Before arriving at Rutgers in 2003, LeAnne Roberts had been the perennial president of her high school classes in California, and she came to know how to fight for a cause. Now, as chair of the American Medical Association’s 48,000-member Medical Student Section, Roberts CC’07 applies her talents for building consensus every day.
“We provide students with a platform to launch their profession,” says Roberts, a fifth-year medical student at the University of Medicine and Dentistry of New Jersey’s New Jersey Medical School in Newark and the student section’s first African-American female chair. “Whether they’re thinking about becoming the best neurosurgeon in the country or going into policy and advocacy as a physician, we provide a training ground.”
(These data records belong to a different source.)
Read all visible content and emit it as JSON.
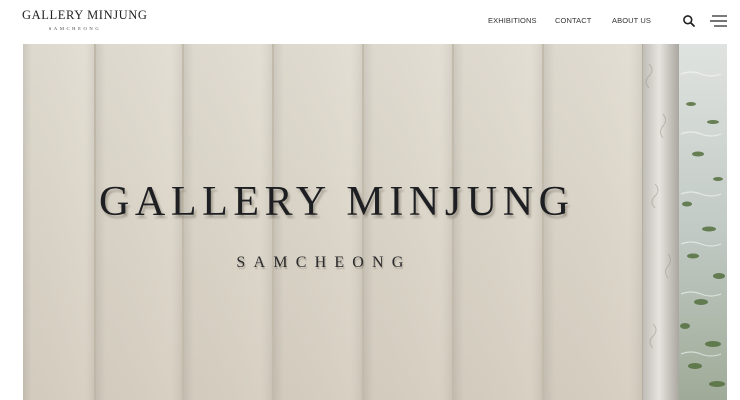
{
  "header": {
    "logo": {
      "main": "GALLERY MINJUNG",
      "sub": "SAMCHEONG"
    },
    "nav": [
      {
        "label": "EXHIBITIONS"
      },
      {
        "label": "CONTACT"
      },
      {
        "label": "ABOUT US"
      }
    ],
    "icons": {
      "search": "search-icon",
      "menu": "hamburger-menu-icon"
    }
  },
  "hero": {
    "sign_main": "GALLERY MINJUNG",
    "sign_sub": "SAMCHEONG",
    "colors": {
      "wall": "#ded8cc",
      "wall_shadow": "#c9c1b2",
      "lettering": "#1e1f22",
      "glass": "#b9c2c0",
      "foliage": "#4d6b3c"
    }
  }
}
In 2011 Roberts helped galvanize medical students nationwide to petition lawmakers not to cut Medicare funding, which pays most of the cost for graduate medical education in the United States. She’s also spoken out for medical students who graduate with enormous debt. As chair, she has learned the importance of giving doctors a greater voice in the laws and policies governing health care. “Most of the decisions over how medicine is practiced, I was surprised to learn, are decided by people in suits, with a minimum amount of physician input.”
Roberts, who will graduate this spring with an M.D. and a master’s degree in public health, plans to be an obstetrician/gynecologist. “It’s the best mix of everything,” she says. “It’s a little bit of primary care, surgery, psychiatry, and social work. And it’s certainly a lot of advocacy.”
— Christopher Hann